  2. I believe that is incorrect Sir, the people's tax-dollars are NOT paying for the companies investment. Without the tax-break the company would be paying an ADDITIONAL $11.1 million in taxes ON TOP of their $22.5 Million investment (Building + IT), for a total of $33.6M or a 50% tax rate. Also, the article does not specify what the total taxes were BEFORE the break. Usually such a corporate tax-break is a 'discount' not a 100% wavier of tax obligations. For sake of example lets say the original taxes added up to $30M over 10 years. $12.5M, New Building $10.0M, IT infrastructure $30.0M, Total Taxes (Example Number) == $52.5M ININ's Cost - $1.8M /10 years, Tax Break (Building) - $0.75M /10 years, Tax Break (IT Infrastructure) - $8.6M /2 years, Tax Breaks (against Hiring Commitment: 430 new jobs /2 years) == 11.5M Possible tax breaks. ININ TOTAL COST: $41M Even if you assume a 100% break, change the '30.0M' to '11.5M' and you can see the Company will be paying a minimum of $22.5, out-of-pocket for their capital-investment - NOT the tax-payers. Also note, much of this money is being spent locally in Indiana and it is creating 430 jobs in your city. I admit I'm a little unclear which tax-breaks are allocated to exactly which expenses. Clearly this is all oversimplified but I think we have both made our points! :) Sorry for the long post.

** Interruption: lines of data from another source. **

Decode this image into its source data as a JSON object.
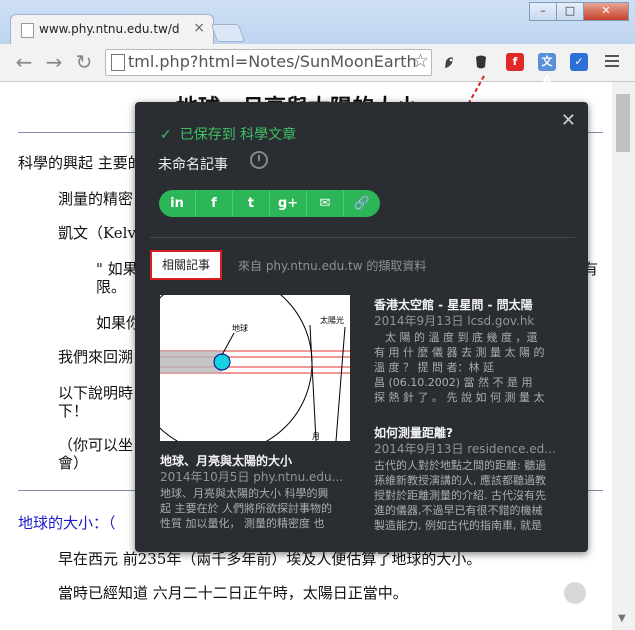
{
  "browser": {
    "tab_title": "www.phy.ntnu.edu.tw/de",
    "tab_close": "×",
    "window_buttons": [
      "–",
      "□",
      "✕"
    ],
    "url": "tml.php?html=Notes/SunMoonEarth",
    "nav_icons": [
      "back-icon",
      "forward-icon",
      "reload-icon",
      "star-icon"
    ],
    "extensions": [
      "evernote-elephant-icon",
      "evernote-clipper-icon",
      "flipboard-icon",
      "translate-icon",
      "checkmark-icon",
      "menu-icon"
    ]
  },
  "page": {
    "heading": "地球、月亮與太陽的大小",
    "paragraphs": [
      "科學的興起 主要的",
      "測量的精密",
      "凱文（Kelv",
      "\" 如果",
      "限。",
      "如果你",
      "我們來回溯",
      "以下說明時",
      "下！",
      "（你可以坐",
      "會）"
    ],
    "right_fragment": "有",
    "section_title": "地球的大小：（",
    "line_235": "早在西元 前235年（兩千多年前）埃及人便估算了地球的大小。",
    "line_sun": "當時已經知道 六月二十二日正午時，太陽日正當中。"
  },
  "clipper": {
    "saved_text": "已保存到 科學文章",
    "note_title": "未命名記事",
    "share_buttons": [
      "in",
      "f",
      "t",
      "g+",
      "✉",
      "🔗"
    ],
    "related_label": "相關記事",
    "source_text": "來自 phy.ntnu.edu.tw 的擷取資料",
    "cards": [
      {
        "title": "地球、月亮與太陽的大小",
        "meta": "2014年10月5日   phy.ntnu.edu...",
        "body": [
          "地球、月亮與太陽的大小 科學的興",
          "起 主要在於 人們將所欲探討事物的",
          "性質 加以量化， 測量的精密度 也"
        ],
        "thumb_labels": [
          "地球",
          "太陽光",
          "月"
        ]
      },
      {
        "title": "香港太空館 - 星星問 - 問太陽",
        "meta": "2014年9月13日   lcsd.gov.hk",
        "body": [
          "　太 陽 的 溫 度 到 底 幾 度 ，還",
          "有 用 什 麼 儀 器 去 測 量 太 陽 的",
          "溫 度 ？ 提 問 者：林 延",
          "昌 (06.10.2002) 當 然 不 是 用",
          "探 熱 針 了 。 先 說 如 何 測 量 太"
        ]
      },
      {
        "title": "如何測量距離?",
        "meta": "2014年9月13日   residence.ed...",
        "body": [
          "古代的人對於地點之間的距離: 聽過",
          "孫維新教授演講的人, 應該都聽過教",
          "授對於距離測量的介紹. 古代沒有先",
          "進的儀器,不過早已有很不錯的機械",
          "製造能力, 例如古代的指南車, 就是"
        ]
      }
    ]
  }
}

  3. Clearly, there is a lack of a basic understanding of economics. It is not up to the company to decide what to pay its workers. If companies were able to decide how much to pay their workers then why wouldn't they pay everyone minimum wage? Why choose to pay $10 or $14 when they could pay $7? The answer is that companies DO NOT decide how much to pay workers. It is the market that dictates what a worker is worth and how much they should get paid. If Lowe's chooses to pay a call center worker $7 an hour it will not be able to hire anyone for the job, because all those people will work for someone else paying the market rate of $10-$14 an hour. This forces Lowes to pay its workers that much. Not because it wants to pay them that much out of the goodness of their heart, but because it has to pay them that much in order to stay competitive and attract good workers.

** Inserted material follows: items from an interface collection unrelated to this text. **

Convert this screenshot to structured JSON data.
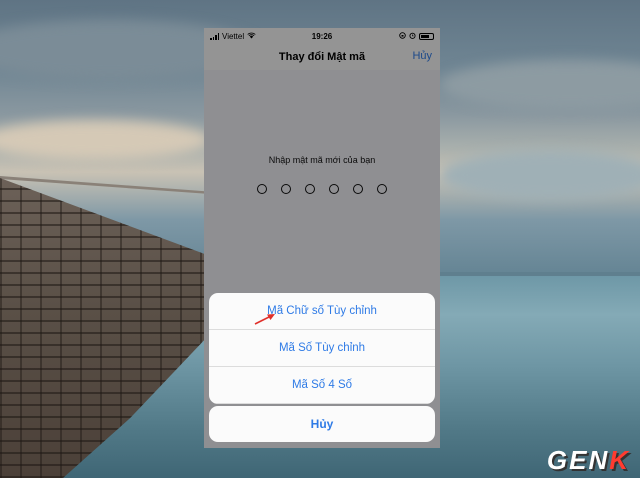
{
  "status_bar": {
    "carrier": "Viettel",
    "time": "19:26"
  },
  "nav": {
    "title": "Thay đổi Mật mã",
    "cancel": "Hủy"
  },
  "passcode": {
    "prompt": "Nhập mật mã mới của bạn",
    "digits": 6
  },
  "action_sheet": {
    "options": [
      {
        "label": "Mã Chữ số Tùy chỉnh"
      },
      {
        "label": "Mã Số Tùy chỉnh"
      },
      {
        "label": "Mã Số 4 Số"
      }
    ],
    "cancel": "Hủy"
  },
  "colors": {
    "ios_blue": "#2f7be6",
    "arrow_red": "#e0302a"
  },
  "watermark": {
    "text": "GENK"
  }
}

  4. GOOD DAY to you I am Mr Howell Henry, a Reputable, Legitimate & an accredited money Lender. I loan money out to individuals in need of financial assistance. Do you have a bad credit or are you in need of money to pay bills? i want to use this medium to inform you that i render reliable beneficiary assistance as I'll be glad to offer you a loan at 2% interest rate to reliable individuals. Services Rendered include: *Refinance *Home Improvement *Inventor Loans *Auto Loans *Debt Consolidation *Horse Loans *Line of Credit *Second Mortgage *Business Loans *Personal Loans *International Loans. Please write back if interested. Upon Response, you'll be mailed a Loan application form to fill. (No social security and no credit check, 100% Guaranteed!) I Look forward permitting me to be of service to you. You can contact me via e-mail howellhenryloanfirm@gmail.com Yours Sincerely MR Howell Henry(MD)

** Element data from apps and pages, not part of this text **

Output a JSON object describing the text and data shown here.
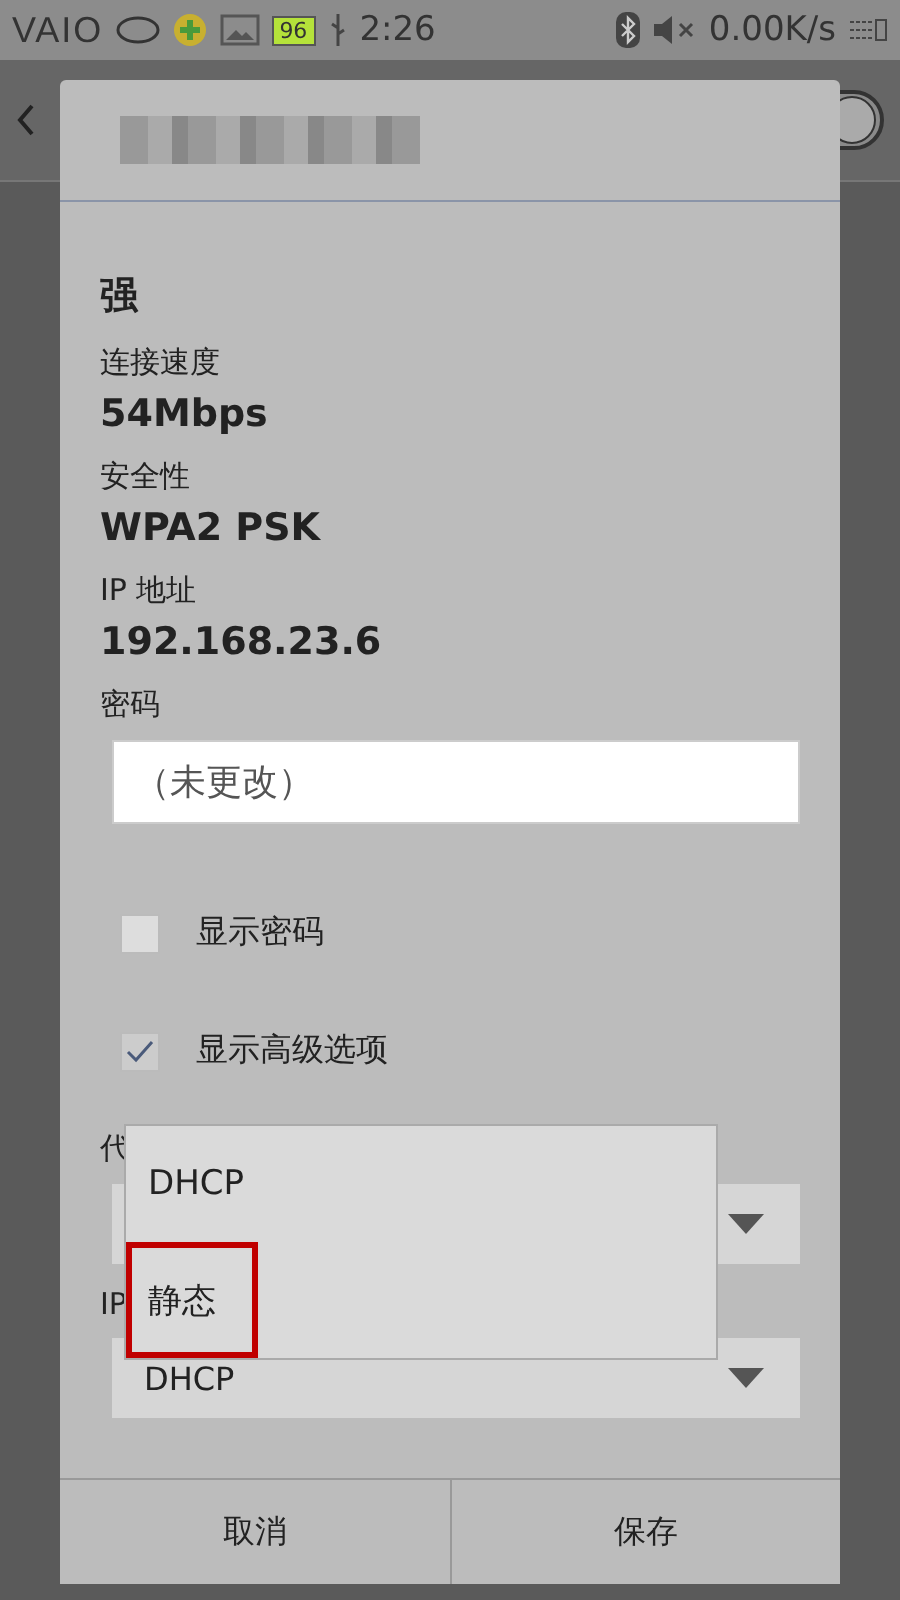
{
  "status_bar": {
    "logo": "VAIO",
    "battery": "96",
    "time": "2:26",
    "speed": "0.00K/s"
  },
  "wlan_toggle": {
    "on": true
  },
  "dialog": {
    "signal_value": "强",
    "fields": [
      {
        "label": "连接速度",
        "value": "54Mbps"
      },
      {
        "label": "安全性",
        "value": "WPA2 PSK"
      },
      {
        "label": "IP 地址",
        "value": "192.168.23.6"
      }
    ],
    "password": {
      "label": "密码",
      "placeholder": "（未更改）"
    },
    "checkboxes": [
      {
        "label": "显示密码",
        "checked": false
      },
      {
        "label": "显示高级选项",
        "checked": true
      }
    ],
    "proxy": {
      "label": "代"
    },
    "ip_settings": {
      "label": "IP",
      "value": "DHCP"
    },
    "buttons": [
      {
        "label": "取消"
      },
      {
        "label": "保存"
      }
    ]
  },
  "popup_menu": [
    {
      "label": "DHCP",
      "highlighted": false
    },
    {
      "label": "静态",
      "highlighted": true
    }
  ]
}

  5. It is sad to see these races not have a full attendance. The Indy Car races are so much more exciting than Nascar. It seems to me the commenters here are still a little upset with Tony George from a move he made 20 years ago. It was his decision to make, not yours. He lost his position over it. But I believe the problem in all pro sports is the escalating price of admission. In todays economy, people have to pay much more for food and gas. The average fan cannot attend many events anymore. It's gotten priced out of most peoples budgets.

ADVERTISEMENT